The petals are a uterine tonic through their astringent nature — healing many different imbalances that can arise in the womb, rose petals are a calming nervine, soothing and calming frayed nerves easing tension and pain.
Rosa Heartspetal is a grandmother, a midwife, incredibly wise, both gentle and caring but she takes ‘no nonsense’. She encompasses all aspects of the feminine through her own life cycle from bud and flower to hip and seed. She holds many a secret, deep in her protective arms. She grows abundantly in all our hedgerows, often intertwined with her equally protective and prickly cousin Hawthorn (also Rosaceae family). She offers a lovely warm hug to any who needs drawing into her soft bosoms. She listens patiently to all your woes but does not tolerate self-indulgence nor self pity and soon becomes sharp with anyone who starts to wallow.
Folklore & magic
Being the flower of love, roses have been used since time immemorial in magic love spells.
According to the ancient Greek, poet Anacreon, white roses appeared from the sea foam that dripped off the goddess Aphrodite at her birth. The white colour represented her innocence and purity. Later in her life, she bled on a white rose while trying to heal the wounded Adonis, her blood created red roses, representing passion and desire.
Grief & Roses

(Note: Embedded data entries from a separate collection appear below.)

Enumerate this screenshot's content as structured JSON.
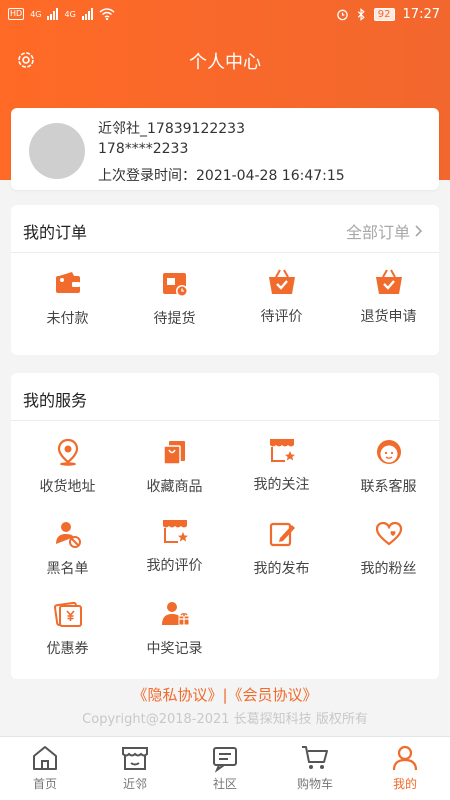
{
  "status_bar": {
    "left_tags": [
      "HD",
      "4G",
      "4G",
      "HD"
    ],
    "battery": "92",
    "time": "17:27"
  },
  "header": {
    "title": "个人中心",
    "settings_icon": "gear-icon"
  },
  "profile": {
    "name_line": "近邻社_17839122233",
    "phone": "178****2233",
    "last_login": "上次登录时间：2021-04-28 16:47:15"
  },
  "orders": {
    "title": "我的订单",
    "all_link": "全部订单",
    "items": [
      {
        "label": "未付款",
        "icon": "wallet-icon"
      },
      {
        "label": "待提货",
        "icon": "pickup-box-icon"
      },
      {
        "label": "待评价",
        "icon": "basket-check-icon"
      },
      {
        "label": "退货申请",
        "icon": "basket-return-icon"
      }
    ]
  },
  "services": {
    "title": "我的服务",
    "items": [
      {
        "label": "收货地址",
        "icon": "location-pin-icon"
      },
      {
        "label": "收藏商品",
        "icon": "bag-icon"
      },
      {
        "label": "我的关注",
        "icon": "shop-star-icon"
      },
      {
        "label": "联系客服",
        "icon": "customer-service-icon"
      },
      {
        "label": "黑名单",
        "icon": "block-user-icon"
      },
      {
        "label": "我的评价",
        "icon": "shop-review-icon"
      },
      {
        "label": "我的发布",
        "icon": "edit-icon"
      },
      {
        "label": "我的粉丝",
        "icon": "heart-icon"
      },
      {
        "label": "优惠券",
        "icon": "coupon-icon"
      },
      {
        "label": "中奖记录",
        "icon": "prize-user-icon"
      }
    ]
  },
  "footer": {
    "privacy": "《隐私协议》",
    "separator": "|",
    "member": "《会员协议》",
    "copyright": "Copyright@2018-2021 长葛探知科技 版权所有"
  },
  "tabbar": {
    "active": "我的",
    "items": [
      {
        "label": "首页",
        "icon": "home-icon"
      },
      {
        "label": "近邻",
        "icon": "store-icon"
      },
      {
        "label": "社区",
        "icon": "community-icon"
      },
      {
        "label": "购物车",
        "icon": "cart-icon"
      },
      {
        "label": "我的",
        "icon": "user-icon"
      }
    ]
  },
  "colors": {
    "accent": "#f06b2c",
    "header_start": "#ff6a26",
    "header_end": "#f2672e"
  }
}
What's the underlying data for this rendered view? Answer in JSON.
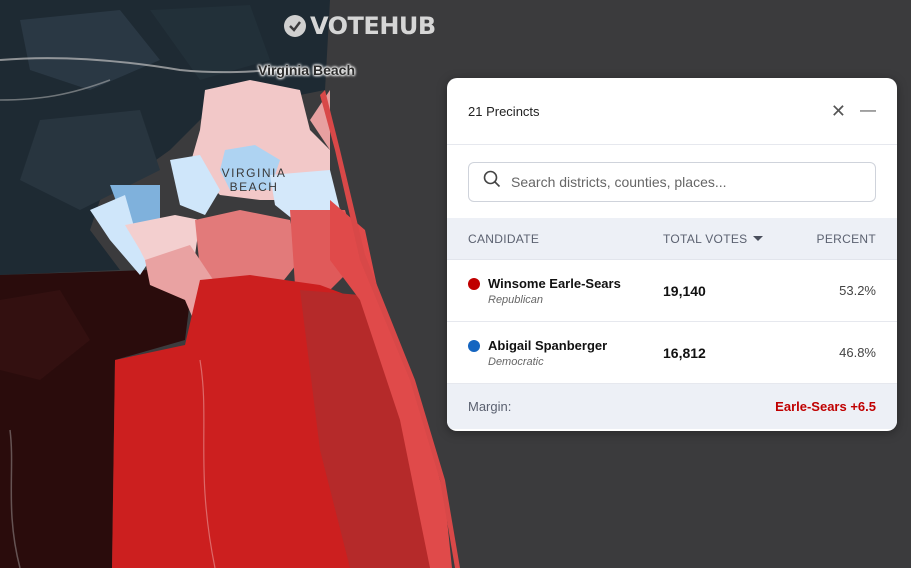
{
  "brand": {
    "name": "VOTEHUB",
    "icon": "check-circle-icon"
  },
  "map": {
    "city_label": "Virginia Beach",
    "area_label_line1": "VIRGINIA",
    "area_label_line2": "BEACH"
  },
  "panel": {
    "title": "21 Precincts",
    "search": {
      "placeholder": "Search districts, counties, places...",
      "value": ""
    },
    "columns": {
      "candidate": "CANDIDATE",
      "votes": "TOTAL VOTES",
      "percent": "PERCENT"
    },
    "candidates": [
      {
        "name": "Winsome Earle-Sears",
        "party": "Republican",
        "votes": "19,140",
        "percent": "53.2%",
        "color": "#c00000"
      },
      {
        "name": "Abigail Spanberger",
        "party": "Democratic",
        "votes": "16,812",
        "percent": "46.8%",
        "color": "#1565c0"
      }
    ],
    "margin": {
      "label": "Margin:",
      "value": "Earle-Sears +6.5",
      "color": "#c00000"
    }
  }
}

Grief is a multifaceted response to loss. Although conventionally focused on the emotional response to loss, it also has physical, cognitive, behavioral, social, cultural, spiritual and philosophical dimensions. Grief can be a response to many forms of loss, a death in the family or someone you knew or felt connected to, the loss of a relationship, the loss of a home, a plan that didn’t go as intended. There can be similar reactions to all of these situations in varying degrees and for different lengths of time. How we respond to grief will depend on our past experiences, the suddenness or severity of the impact of the loss amongst other factors. It is important to remember that the process of grief is not necessarily linear and that we can enter or re-enter any one of the phases at any time.

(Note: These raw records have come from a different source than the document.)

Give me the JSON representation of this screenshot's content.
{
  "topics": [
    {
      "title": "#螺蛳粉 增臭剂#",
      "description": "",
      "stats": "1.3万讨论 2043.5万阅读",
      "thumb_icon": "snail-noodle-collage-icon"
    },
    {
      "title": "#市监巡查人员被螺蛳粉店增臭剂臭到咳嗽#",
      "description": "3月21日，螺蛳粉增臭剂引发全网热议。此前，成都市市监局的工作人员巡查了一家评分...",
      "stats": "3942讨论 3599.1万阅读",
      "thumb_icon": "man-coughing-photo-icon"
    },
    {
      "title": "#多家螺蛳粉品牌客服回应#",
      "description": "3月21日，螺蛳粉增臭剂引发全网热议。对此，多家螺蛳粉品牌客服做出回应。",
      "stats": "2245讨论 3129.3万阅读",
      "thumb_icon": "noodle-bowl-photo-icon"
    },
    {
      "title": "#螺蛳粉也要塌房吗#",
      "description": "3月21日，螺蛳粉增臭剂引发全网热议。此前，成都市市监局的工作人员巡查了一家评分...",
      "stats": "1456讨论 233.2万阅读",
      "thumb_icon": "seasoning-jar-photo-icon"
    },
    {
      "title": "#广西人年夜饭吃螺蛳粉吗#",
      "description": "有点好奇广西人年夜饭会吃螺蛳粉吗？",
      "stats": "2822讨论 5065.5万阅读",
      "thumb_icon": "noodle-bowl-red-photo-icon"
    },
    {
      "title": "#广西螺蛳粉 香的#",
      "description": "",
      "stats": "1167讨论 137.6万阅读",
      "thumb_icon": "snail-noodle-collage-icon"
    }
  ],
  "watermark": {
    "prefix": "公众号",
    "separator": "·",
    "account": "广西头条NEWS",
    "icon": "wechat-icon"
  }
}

Being kind and loving to ourselves is essential for good health. Rose reminds us to take care, to nurture our hearts and nourish our bodies.

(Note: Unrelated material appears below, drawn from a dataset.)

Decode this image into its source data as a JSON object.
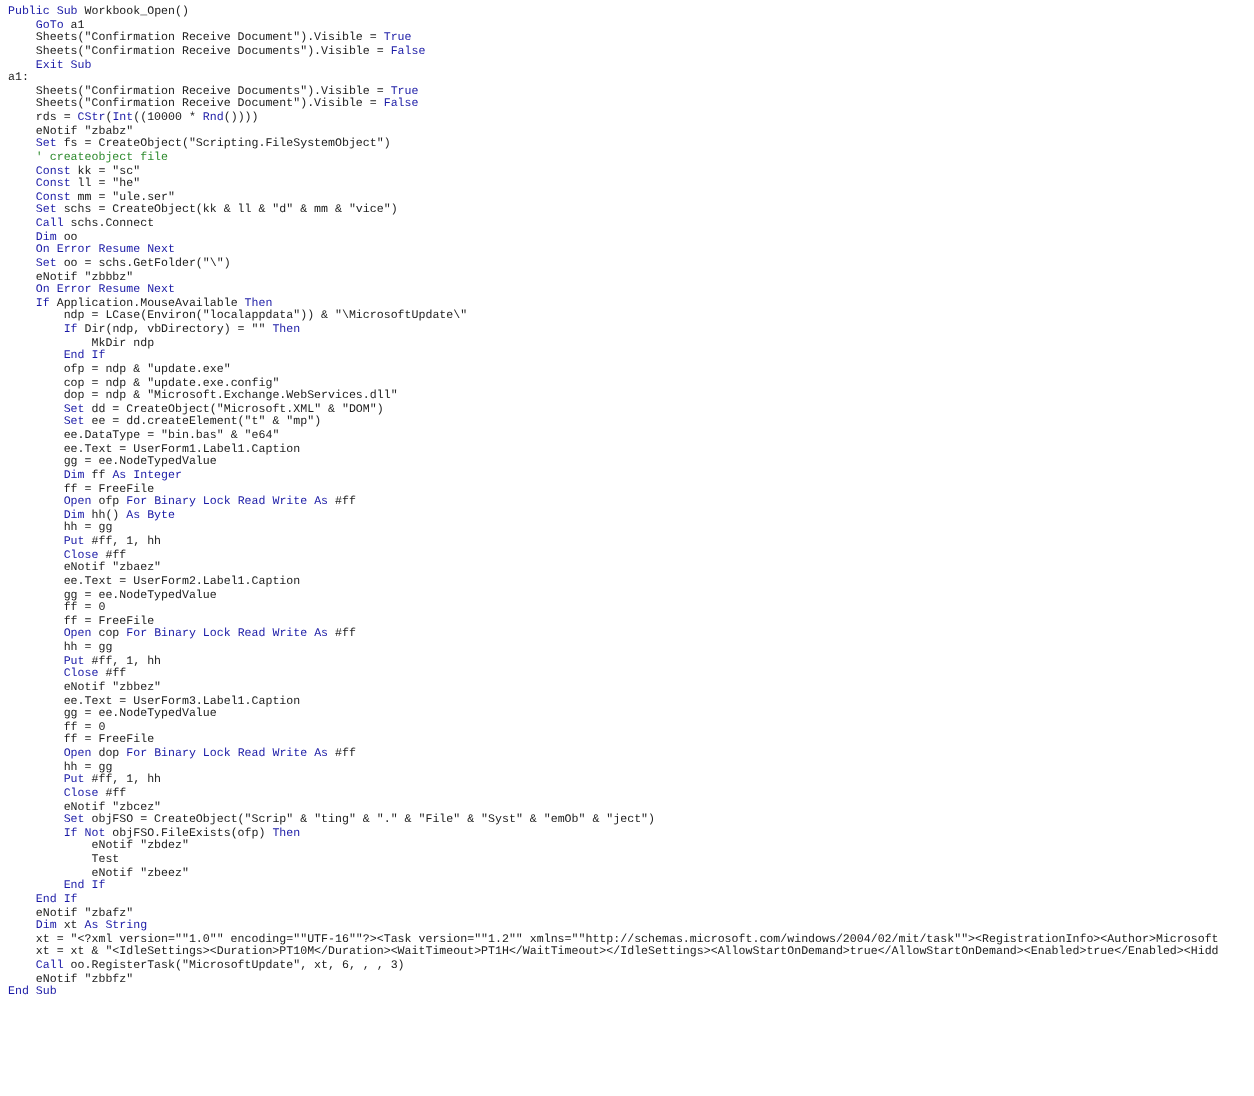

Herbal Support for Grief and Loss
The herbs can support each of us through grief and loss and we always turn to the wisdom of the Rose. Once during autumn, whilst out harvesting her juicy hips we found ourselves talking about loss and grief. We spent an afternoon exploring the emotions that are conjured up and then created our Drops of Love potion. Drops of Love is made up from Rose petal tincture, Rosehip syrup and Peppermint tincture.
The glorious and super famous Rose flower has become our protectress of choice for both magical practice and plant centered work for years we have been opening spells, workshops and rituals by anointing our hearts area with Rose cream.
The gently uplifting and relaxing scent of this flower reminds us of safety and security and helps all who anoint themselves sigh out any stresses with a feeling of relief. the rose is both gentle, loving and nourishing and fully armed in protective barded thorns
Rubbing rose into our heart space and pulse points brings her protection and offers a physic shield, fortifying our magical work with a safe shelter to design and create from.
As we rub the rose cream into our heart space and open up to feeling and connecting with the energy of this plant we repeat the mantra
‘With great respect and love I honor my heart my inner teacher’
Which we learnt from Uma Dinsmore Tuli who in turn learnt it from the late Mukunda Stiles his Translation of ‘Om Namah Shivaya’
Hawthorn blooms and rosa petals, intermingled with the honey uplifting vibes of the soothing lime blossom given a citrus zing with the gentle lemon balm. The strengthening heart centred, from the Rosaceae family cousins, hawthorn blooms and rosa petals, intermingled with the honey uplifting vibes of the soothing lime blossom and opened up and given a citrus zing with the gentle lemon balm makes for the perfect infusion of Peace and Tranquillity – a gift of calm.